SF Board of Appeals ignores San Francisco Local Coastal Program
San Francisco On Wednesday, August 1, 2012, the SF
Board of Appeals heard our appeals of the Local Coastal Zone Permit. The BOA ignored the San Francisco Local Coastal
Program requirements and turned down our appeal.
Joining SF Ocean Edge in the Appeal were the San
Francisco Bay Chapter of the Sierra Club, the Golden Gate Audubon Society, and the Golden Gate Park Preservation Alliance.
Background for the past appeals:
On May 24, 2012, the San Francisco Planning Commission voted to approve the Local Coastal Zone Permit. The SF
Recreation and Park Commission then approved the project. This was despite testimony from many organizations and individuals
who disagreed with the placement of this project within the Local Coastal Zone, as well as the Planning Department’s
acknowledgment that it had received over 1,000 emails, the majority of which opposed the project.
The Appeal Brooke O'Hanley, an associate at the environmental
law firm Lozeau - Drury LLP, represented SF Ocean Edge in the BOA Appeal. Before she entered the law profession,
O'Hanley played professional soccer for the Women's United Soccer Association. O'Hanley's legal and environmental
background includes completing her BA at the University of Portland and then going on to obtain a Masters in Environmental
Science and Management at UC Santa Barbara and a J.D. at the University of Maryland School of Law. She has interned
at the US Environmental Protection Agency and worked with the Natural Resources Defense Council and the
Department of Veteran Affairs. According to O'Hanley, “I am so thankful for the Environmental
Ethics and Policy program at the University of Portland. UP's Environmental Science Department - with its idealistic
and passionate faculty - helped to install in me that I have a moral obligation to try and protect our fragile earth.
This program propelled me into a lifelong commitment to environmental protection."
Impacts on the Local Coastal Zone The proposed soccer complex project would destroy one of the
few open grasslands in Golden Gate Park by removing over seven acres of natural grass and replacing it with artificial turf
in a area that is located in the tsunami zone . The complex would also install over 150,000 watts of sports
lighting on 60 foot poles, that would be lighted from dusk until 10:00 p.m. every night of the year. The poles are
much taller than the trees that separate the fields from the Great Highway and the beach. Bright lights disrupt
the natural environment and affect migratory birds and other wildlife, as well as detracting from the natural beauty of the
area. Located right next to Ocean Beach, the banks of lights would ruin the beauty of Ocean Beach for strollers
at sunset, for people enjoying the fire rings in the dark, and the Dark Sky for families studying the night sky. Even
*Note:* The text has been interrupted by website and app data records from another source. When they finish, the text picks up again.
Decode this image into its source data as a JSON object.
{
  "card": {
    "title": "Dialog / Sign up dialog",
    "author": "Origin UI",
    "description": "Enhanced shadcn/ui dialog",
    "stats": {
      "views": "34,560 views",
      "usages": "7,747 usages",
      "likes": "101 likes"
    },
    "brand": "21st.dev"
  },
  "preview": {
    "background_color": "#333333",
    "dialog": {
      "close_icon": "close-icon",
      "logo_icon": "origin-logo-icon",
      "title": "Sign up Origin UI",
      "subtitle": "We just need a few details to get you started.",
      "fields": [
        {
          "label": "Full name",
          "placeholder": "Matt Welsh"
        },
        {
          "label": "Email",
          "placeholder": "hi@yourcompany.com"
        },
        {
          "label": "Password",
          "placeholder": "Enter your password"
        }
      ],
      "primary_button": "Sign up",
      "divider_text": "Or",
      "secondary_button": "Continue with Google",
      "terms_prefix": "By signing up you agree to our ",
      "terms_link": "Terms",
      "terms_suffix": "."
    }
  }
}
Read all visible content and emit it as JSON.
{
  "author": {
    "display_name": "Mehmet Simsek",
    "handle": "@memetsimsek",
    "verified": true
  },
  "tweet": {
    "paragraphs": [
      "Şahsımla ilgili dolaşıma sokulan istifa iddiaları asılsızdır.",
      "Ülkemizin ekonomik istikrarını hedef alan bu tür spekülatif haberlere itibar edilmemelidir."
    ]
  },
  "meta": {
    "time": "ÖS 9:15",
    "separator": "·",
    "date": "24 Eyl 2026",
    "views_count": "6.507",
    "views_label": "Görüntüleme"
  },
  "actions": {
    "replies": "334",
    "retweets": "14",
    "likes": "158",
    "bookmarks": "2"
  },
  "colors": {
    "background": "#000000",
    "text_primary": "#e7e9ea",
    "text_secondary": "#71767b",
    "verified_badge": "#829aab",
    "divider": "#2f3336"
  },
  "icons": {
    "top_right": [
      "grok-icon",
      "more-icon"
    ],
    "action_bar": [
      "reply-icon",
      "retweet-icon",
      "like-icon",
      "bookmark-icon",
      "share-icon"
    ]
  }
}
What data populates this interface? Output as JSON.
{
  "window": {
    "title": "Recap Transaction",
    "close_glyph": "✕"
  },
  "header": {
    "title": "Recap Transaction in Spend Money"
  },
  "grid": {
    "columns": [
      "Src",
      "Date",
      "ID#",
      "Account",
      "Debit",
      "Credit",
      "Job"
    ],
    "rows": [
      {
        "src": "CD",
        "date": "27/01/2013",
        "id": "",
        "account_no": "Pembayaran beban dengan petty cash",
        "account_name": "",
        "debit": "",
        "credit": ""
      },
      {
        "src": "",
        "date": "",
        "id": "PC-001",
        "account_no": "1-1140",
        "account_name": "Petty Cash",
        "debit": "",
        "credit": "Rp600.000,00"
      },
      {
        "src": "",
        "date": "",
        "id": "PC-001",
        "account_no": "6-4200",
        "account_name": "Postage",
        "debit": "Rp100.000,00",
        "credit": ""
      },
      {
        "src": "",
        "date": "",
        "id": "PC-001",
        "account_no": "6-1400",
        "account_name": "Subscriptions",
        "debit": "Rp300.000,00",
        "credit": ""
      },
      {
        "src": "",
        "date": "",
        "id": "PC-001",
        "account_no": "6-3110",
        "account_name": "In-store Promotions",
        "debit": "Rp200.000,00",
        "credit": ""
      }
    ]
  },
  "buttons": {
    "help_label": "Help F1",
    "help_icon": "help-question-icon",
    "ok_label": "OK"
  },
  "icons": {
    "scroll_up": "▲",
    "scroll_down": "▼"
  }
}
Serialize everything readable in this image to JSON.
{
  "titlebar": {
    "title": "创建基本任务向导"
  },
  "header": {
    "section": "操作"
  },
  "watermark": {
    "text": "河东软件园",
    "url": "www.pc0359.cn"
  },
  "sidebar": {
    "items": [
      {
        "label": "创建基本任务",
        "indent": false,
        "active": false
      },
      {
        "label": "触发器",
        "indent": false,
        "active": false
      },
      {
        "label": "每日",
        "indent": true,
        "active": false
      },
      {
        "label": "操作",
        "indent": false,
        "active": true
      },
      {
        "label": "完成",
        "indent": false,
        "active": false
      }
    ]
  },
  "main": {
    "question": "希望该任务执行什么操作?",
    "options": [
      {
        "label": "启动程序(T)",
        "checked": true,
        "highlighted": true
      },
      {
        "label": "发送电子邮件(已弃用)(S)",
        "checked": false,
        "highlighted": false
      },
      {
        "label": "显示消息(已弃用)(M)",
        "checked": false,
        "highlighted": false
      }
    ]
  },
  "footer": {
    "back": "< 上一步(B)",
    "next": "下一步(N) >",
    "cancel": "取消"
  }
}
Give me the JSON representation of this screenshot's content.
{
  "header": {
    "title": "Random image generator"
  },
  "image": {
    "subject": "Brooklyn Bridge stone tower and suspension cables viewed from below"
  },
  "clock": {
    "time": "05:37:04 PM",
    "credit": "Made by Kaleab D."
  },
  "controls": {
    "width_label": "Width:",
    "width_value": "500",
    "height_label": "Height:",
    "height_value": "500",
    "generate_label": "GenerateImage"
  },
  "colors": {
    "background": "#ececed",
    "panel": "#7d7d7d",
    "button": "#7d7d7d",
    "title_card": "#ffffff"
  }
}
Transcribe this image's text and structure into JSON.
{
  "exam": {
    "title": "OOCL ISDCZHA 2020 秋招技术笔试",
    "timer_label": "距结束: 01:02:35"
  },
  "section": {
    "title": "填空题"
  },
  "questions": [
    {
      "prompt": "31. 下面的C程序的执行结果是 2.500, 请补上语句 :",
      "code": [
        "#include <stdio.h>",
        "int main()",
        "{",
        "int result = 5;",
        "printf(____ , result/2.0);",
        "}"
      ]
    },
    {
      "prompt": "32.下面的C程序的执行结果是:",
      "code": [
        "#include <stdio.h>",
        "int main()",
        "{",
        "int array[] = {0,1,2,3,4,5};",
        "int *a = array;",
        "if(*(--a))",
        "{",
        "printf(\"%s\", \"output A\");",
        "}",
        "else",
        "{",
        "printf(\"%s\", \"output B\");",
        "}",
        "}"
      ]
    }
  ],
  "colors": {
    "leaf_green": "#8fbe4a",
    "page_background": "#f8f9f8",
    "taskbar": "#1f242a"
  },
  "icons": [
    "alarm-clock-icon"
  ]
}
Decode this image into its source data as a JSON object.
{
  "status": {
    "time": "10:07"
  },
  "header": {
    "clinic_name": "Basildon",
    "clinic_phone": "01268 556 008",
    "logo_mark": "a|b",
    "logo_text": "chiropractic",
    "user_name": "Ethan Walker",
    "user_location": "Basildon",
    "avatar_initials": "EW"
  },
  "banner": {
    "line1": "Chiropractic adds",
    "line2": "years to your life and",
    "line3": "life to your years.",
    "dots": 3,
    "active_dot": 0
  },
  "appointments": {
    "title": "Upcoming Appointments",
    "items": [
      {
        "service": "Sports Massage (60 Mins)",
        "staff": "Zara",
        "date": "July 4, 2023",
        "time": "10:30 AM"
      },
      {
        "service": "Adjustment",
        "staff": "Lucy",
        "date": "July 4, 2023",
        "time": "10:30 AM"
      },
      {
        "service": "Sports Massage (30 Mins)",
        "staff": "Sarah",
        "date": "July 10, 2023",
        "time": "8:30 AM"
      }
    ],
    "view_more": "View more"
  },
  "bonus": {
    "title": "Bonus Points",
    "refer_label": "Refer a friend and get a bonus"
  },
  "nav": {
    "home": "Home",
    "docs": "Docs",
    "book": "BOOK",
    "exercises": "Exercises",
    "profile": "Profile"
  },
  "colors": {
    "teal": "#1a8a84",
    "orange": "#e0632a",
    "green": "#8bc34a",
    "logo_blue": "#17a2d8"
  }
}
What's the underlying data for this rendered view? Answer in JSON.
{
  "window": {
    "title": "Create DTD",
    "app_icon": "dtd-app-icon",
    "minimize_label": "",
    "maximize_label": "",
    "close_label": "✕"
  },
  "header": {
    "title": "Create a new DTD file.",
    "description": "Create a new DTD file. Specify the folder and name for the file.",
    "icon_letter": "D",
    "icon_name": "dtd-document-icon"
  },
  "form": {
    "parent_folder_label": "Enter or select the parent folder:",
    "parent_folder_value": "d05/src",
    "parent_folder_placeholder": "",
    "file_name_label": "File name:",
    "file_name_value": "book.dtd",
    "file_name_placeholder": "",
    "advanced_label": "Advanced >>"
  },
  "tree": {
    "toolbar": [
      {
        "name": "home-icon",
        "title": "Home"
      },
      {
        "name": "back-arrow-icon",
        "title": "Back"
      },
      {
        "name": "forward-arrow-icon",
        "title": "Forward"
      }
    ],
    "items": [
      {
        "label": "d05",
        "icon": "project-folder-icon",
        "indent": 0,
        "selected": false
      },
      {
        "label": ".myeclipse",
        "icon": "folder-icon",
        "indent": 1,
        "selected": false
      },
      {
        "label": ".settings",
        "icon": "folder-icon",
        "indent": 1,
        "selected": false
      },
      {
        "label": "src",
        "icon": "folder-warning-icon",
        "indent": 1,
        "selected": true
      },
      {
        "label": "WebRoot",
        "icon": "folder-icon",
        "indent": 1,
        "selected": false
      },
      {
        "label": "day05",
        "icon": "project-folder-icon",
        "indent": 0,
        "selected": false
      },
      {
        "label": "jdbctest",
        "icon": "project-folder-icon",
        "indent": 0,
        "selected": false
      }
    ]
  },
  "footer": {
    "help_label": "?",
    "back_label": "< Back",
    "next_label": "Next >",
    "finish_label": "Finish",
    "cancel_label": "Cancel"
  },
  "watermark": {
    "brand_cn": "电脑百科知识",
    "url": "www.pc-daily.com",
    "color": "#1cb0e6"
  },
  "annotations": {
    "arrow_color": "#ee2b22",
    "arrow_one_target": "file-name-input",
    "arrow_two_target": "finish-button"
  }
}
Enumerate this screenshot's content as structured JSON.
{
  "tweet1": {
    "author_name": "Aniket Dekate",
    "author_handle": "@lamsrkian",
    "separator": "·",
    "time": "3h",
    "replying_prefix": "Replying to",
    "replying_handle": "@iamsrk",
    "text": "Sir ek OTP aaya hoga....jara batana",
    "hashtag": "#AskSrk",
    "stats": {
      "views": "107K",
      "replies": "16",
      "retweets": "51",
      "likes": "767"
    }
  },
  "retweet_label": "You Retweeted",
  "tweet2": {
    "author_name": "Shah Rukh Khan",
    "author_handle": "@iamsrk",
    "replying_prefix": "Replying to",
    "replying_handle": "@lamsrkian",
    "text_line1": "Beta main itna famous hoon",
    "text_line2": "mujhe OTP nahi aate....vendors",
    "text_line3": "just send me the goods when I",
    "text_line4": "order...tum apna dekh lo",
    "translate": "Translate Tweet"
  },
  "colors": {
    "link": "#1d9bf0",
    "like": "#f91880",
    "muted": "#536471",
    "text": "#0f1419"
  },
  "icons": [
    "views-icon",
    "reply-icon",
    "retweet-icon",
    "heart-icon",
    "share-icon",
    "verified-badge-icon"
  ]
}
during the day, the light poles and banks of sports lights will be visible from the Great Highway Promenade as well as from
Ocean Beach, detracting from the naturalistic beauty of Ocean Beach and Golden Gate Park.
The value of Ocean Beach Ocean Beach, located immediately adjacent to the project site, is an important
coastal resource, visited each year by thousands of San Franciscans and tourists alike. Amy Meyer, former
Recreation and Park Commissioner, co-chair of the citizen panel for the just-finished Ocean Beach Master Plan (SPUIR 2012),
and an activist on behalf of the Golden Gate National Recreation Area for 42 years, says, , "I care very much about the impact of the Beach Chalet Athletic Fields project,
because both federal and city park lands would be severely detrimentally affected. I am concerned about the negative impacts
of installing sports lighting next to Ocean Beach and placing an artificial turf surface in Golden Gate Park... . . Increasing
the amount of 'dark sky' available to the public is a national park goal, not only in San Francisco but throughout the National
Park System. Keeping the skies as dark as possible at the western end of our city is our contribution to this goal.
Reasons include natural habitat for birds and wildlife, and preservation of opportunities for astronomical observation."
- the Hybrid Alternative SF Ocean Edge
proposes a feasible win-win solution - the Hybrid Alternative. The more urbanized West Sunset Playground fields are
scheduled for a renovation with natural grass. The Hybrid Alternative would simply swap field renovation methods.
It would renovate the fields at West Sunset with artificial turf that is safe and with appropriate lighting, and renovate
the Beach Chalet Soccer Fields with real grass and no lights. Katherine Howard, a landscape architect and member
of the SFOE Steering Committee says, "We support youth soccer. Switching the proposed Beach Chalet artificial
turf fields and sports lights project with West Sunset's natural grass renovation gives children renovated playing fields
and protects the beauty and naturalistic qualities of Ocean Beach and Golden Gate Park for children today and for future generations
to enjoy. The Hybrid Alternative is a win-win solution for everyone."